** Work to be completed **
Each entry below should appear again exactly as written, without pictures.

___ Available records ___

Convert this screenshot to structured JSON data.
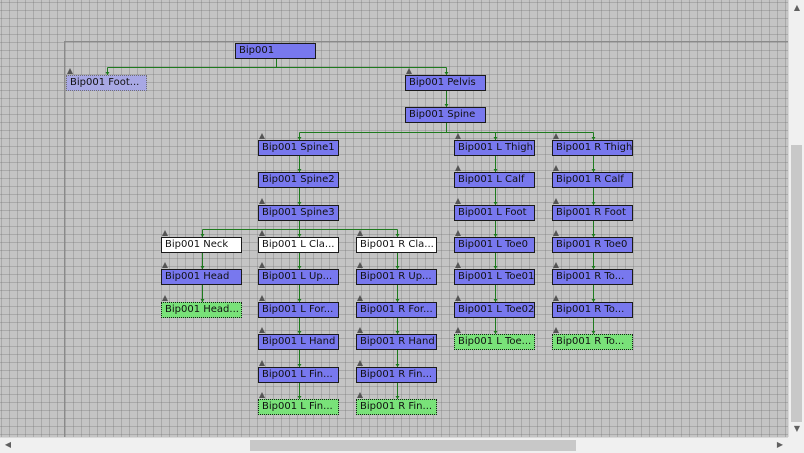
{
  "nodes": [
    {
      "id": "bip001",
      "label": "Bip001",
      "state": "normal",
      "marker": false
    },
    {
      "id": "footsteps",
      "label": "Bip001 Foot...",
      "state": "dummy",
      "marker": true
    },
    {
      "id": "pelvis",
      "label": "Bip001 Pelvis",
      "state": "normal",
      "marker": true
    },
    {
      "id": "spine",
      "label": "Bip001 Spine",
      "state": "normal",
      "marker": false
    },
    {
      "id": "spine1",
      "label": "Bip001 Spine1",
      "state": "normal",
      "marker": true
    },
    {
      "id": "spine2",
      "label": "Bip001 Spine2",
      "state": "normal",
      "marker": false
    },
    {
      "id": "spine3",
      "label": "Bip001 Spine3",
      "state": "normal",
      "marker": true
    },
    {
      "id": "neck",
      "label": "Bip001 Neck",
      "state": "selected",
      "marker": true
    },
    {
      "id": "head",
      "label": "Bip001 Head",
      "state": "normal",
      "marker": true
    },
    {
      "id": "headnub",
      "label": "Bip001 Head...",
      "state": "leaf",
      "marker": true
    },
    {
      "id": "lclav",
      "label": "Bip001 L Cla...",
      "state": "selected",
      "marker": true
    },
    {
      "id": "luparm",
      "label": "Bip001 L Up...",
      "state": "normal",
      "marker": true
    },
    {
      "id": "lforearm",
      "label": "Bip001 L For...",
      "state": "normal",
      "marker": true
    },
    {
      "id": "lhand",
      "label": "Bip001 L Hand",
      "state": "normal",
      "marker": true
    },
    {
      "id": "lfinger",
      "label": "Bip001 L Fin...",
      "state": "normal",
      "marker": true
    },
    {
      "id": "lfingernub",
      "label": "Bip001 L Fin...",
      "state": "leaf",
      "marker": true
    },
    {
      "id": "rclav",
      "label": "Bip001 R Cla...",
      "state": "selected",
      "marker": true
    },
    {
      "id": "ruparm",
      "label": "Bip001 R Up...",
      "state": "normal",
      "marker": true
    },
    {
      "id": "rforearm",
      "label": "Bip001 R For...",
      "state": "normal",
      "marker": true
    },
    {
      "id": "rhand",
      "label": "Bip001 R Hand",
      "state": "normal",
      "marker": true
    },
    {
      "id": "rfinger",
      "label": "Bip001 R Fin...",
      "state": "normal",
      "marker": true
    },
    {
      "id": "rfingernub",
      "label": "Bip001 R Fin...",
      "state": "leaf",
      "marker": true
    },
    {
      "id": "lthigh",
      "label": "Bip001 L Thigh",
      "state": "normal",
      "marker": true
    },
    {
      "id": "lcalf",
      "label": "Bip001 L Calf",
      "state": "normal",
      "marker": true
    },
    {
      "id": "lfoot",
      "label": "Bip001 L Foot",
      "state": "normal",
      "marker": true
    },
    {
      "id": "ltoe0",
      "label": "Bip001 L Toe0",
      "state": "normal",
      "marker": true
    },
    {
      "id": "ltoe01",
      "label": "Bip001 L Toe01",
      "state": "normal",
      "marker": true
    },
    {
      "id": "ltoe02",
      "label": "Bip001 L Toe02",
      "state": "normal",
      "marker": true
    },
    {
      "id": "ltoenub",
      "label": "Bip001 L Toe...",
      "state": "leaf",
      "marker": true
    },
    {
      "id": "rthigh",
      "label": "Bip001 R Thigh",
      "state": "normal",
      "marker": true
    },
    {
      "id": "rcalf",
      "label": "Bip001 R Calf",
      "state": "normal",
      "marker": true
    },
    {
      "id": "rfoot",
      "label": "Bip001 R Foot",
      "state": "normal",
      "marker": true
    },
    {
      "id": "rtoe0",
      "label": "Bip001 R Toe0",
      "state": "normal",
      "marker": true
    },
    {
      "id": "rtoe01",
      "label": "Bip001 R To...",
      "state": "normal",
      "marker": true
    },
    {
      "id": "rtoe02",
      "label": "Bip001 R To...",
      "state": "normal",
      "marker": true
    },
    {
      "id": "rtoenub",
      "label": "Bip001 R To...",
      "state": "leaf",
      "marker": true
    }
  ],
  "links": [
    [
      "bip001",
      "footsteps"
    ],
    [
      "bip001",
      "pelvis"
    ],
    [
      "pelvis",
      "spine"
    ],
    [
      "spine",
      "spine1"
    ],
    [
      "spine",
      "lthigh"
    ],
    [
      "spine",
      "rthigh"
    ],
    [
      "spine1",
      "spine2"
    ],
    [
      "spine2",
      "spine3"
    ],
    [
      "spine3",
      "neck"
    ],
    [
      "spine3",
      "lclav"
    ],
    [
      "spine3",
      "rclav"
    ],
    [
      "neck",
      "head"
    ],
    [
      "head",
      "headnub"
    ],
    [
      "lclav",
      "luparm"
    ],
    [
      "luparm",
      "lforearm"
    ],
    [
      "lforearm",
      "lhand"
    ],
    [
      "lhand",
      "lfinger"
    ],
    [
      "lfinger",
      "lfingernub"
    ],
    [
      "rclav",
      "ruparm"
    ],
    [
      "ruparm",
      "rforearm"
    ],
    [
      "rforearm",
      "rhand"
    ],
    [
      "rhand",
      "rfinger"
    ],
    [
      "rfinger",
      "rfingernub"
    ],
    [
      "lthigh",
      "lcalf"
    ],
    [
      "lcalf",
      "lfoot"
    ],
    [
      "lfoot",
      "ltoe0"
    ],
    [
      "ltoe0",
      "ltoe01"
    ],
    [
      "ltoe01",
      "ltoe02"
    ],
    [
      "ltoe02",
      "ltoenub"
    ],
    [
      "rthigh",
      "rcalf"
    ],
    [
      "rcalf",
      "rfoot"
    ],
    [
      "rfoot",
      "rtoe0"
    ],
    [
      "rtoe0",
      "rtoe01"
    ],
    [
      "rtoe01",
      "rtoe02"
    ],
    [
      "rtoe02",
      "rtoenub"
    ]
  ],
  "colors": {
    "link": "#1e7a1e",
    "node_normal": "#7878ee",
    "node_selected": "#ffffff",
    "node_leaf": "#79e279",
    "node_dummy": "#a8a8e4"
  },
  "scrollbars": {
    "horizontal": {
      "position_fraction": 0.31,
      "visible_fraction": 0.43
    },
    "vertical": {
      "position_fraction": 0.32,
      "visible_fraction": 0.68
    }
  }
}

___

** Task output **
Convert this screenshot to structured JSON data.
{
  "nodes": [
    {
      "id": "bip001",
      "label": "Bip001",
      "state": "normal",
      "marker": false
    },
    {
      "id": "footsteps",
      "label": "Bip001 Foot...",
      "state": "dummy",
      "marker": true
    },
    {
      "id": "pelvis",
      "label": "Bip001 Pelvis",
      "state": "normal",
      "marker": true
    },
    {
      "id": "spine",
      "label": "Bip001 Spine",
      "state": "normal",
      "marker": false
    },
    {
      "id": "spine1",
      "label": "Bip001 Spine1",
      "state": "normal",
      "marker": true
    },
    {
      "id": "spine2",
      "label": "Bip001 Spine2",
      "state": "normal",
      "marker": false
    },
    {
      "id": "spine3",
      "label": "Bip001 Spine3",
      "state": "normal",
      "marker": true
    },
    {
      "id": "neck",
      "label": "Bip001 Neck",
      "state": "selected",
      "marker": true
    },
    {
      "id": "head",
      "label": "Bip001 Head",
      "state": "normal",
      "marker": true
    },
    {
      "id": "headnub",
      "label": "Bip001 Head...",
      "state": "leaf",
      "marker": true
    },
    {
      "id": "lclav",
      "label": "Bip001 L Cla...",
      "state": "selected",
      "marker": true
    },
    {
      "id": "luparm",
      "label": "Bip001 L Up...",
      "state": "normal",
      "marker": true
    },
    {
      "id": "lforearm",
      "label": "Bip001 L For...",
      "state": "normal",
      "marker": true
    },
    {
      "id": "lhand",
      "label": "Bip001 L Hand",
      "state": "normal",
      "marker": true
    },
    {
      "id": "lfinger",
      "label": "Bip001 L Fin...",
      "state": "normal",
      "marker": true
    },
    {
      "id": "lfingernub",
      "label": "Bip001 L Fin...",
      "state": "leaf",
      "marker": true
    },
    {
      "id": "rclav",
      "label": "Bip001 R Cla...",
      "state": "selected",
      "marker": true
    },
    {
      "id": "ruparm",
      "label": "Bip001 R Up...",
      "state": "normal",
      "marker": true
    },
    {
      "id": "rforearm",
      "label": "Bip001 R For...",
      "state": "normal",
      "marker": true
    },
    {
      "id": "rhand",
      "label": "Bip001 R Hand",
      "state": "normal",
      "marker": true
    },
    {
      "id": "rfinger",
      "label": "Bip001 R Fin...",
      "state": "normal",
      "marker": true
    },
    {
      "id": "rfingernub",
      "label": "Bip001 R Fin...",
      "state": "leaf",
      "marker": true
    },
    {
      "id": "lthigh",
      "label": "Bip001 L Thigh",
      "state": "normal",
      "marker": true
    },
    {
      "id": "lcalf",
      "label": "Bip001 L Calf",
      "state": "normal",
      "marker": true
    },
    {
      "id": "lfoot",
      "label": "Bip001 L Foot",
      "state": "normal",
      "marker": true
    },
    {
      "id": "ltoe0",
      "label": "Bip001 L Toe0",
      "state": "normal",
      "marker": true
    },
    {
      "id": "ltoe01",
      "label": "Bip001 L Toe01",
      "state": "normal",
      "marker": true
    },
    {
      "id": "ltoe02",
      "label": "Bip001 L Toe02",
      "state": "normal",
      "marker": true
    },
    {
      "id": "ltoenub",
      "label": "Bip001 L Toe...",
      "state": "leaf",
      "marker": true
    },
    {
      "id": "rthigh",
      "label": "Bip001 R Thigh",
      "state": "normal",
      "marker": true
    },
    {
      "id": "rcalf",
      "label": "Bip001 R Calf",
      "state": "normal",
      "marker": true
    },
    {
      "id": "rfoot",
      "label": "Bip001 R Foot",
      "state": "normal",
      "marker": true
    },
    {
      "id": "rtoe0",
      "label": "Bip001 R Toe0",
      "state": "normal",
      "marker": true
    },
    {
      "id": "rtoe01",
      "label": "Bip001 R To...",
      "state": "normal",
      "marker": true
    },
    {
      "id": "rtoe02",
      "label": "Bip001 R To...",
      "state": "normal",
      "marker": true
    },
    {
      "id": "rtoenub",
      "label": "Bip001 R To...",
      "state": "leaf",
      "marker": true
    }
  ],
  "links": [
    [
      "bip001",
      "footsteps"
    ],
    [
      "bip001",
      "pelvis"
    ],
    [
      "pelvis",
      "spine"
    ],
    [
      "spine",
      "spine1"
    ],
    [
      "spine",
      "lthigh"
    ],
    [
      "spine",
      "rthigh"
    ],
    [
      "spine1",
      "spine2"
    ],
    [
      "spine2",
      "spine3"
    ],
    [
      "spine3",
      "neck"
    ],
    [
      "spine3",
      "lclav"
    ],
    [
      "spine3",
      "rclav"
    ],
    [
      "neck",
      "head"
    ],
    [
      "head",
      "headnub"
    ],
    [
      "lclav",
      "luparm"
    ],
    [
      "luparm",
      "lforearm"
    ],
    [
      "lforearm",
      "lhand"
    ],
    [
      "lhand",
      "lfinger"
    ],
    [
      "lfinger",
      "lfingernub"
    ],
    [
      "rclav",
      "ruparm"
    ],
    [
      "ruparm",
      "rforearm"
    ],
    [
      "rforearm",
      "rhand"
    ],
    [
      "rhand",
      "rfinger"
    ],
    [
      "rfinger",
      "rfingernub"
    ],
    [
      "lthigh",
      "lcalf"
    ],
    [
      "lcalf",
      "lfoot"
    ],
    [
      "lfoot",
      "ltoe0"
    ],
    [
      "ltoe0",
      "ltoe01"
    ],
    [
      "ltoe01",
      "ltoe02"
    ],
    [
      "ltoe02",
      "ltoenub"
    ],
    [
      "rthigh",
      "rcalf"
    ],
    [
      "rcalf",
      "rfoot"
    ],
    [
      "rfoot",
      "rtoe0"
    ],
    [
      "rtoe0",
      "rtoe01"
    ],
    [
      "rtoe01",
      "rtoe02"
    ],
    [
      "rtoe02",
      "rtoenub"
    ]
  ],
  "colors": {
    "link": "#1e7a1e",
    "node_normal": "#7878ee",
    "node_selected": "#ffffff",
    "node_leaf": "#79e279",
    "node_dummy": "#a8a8e4"
  },
  "scrollbars": {
    "horizontal": {
      "position_fraction": 0.31,
      "visible_fraction": 0.43
    },
    "vertical": {
      "position_fraction": 0.32,
      "visible_fraction": 0.68
    }
  }
}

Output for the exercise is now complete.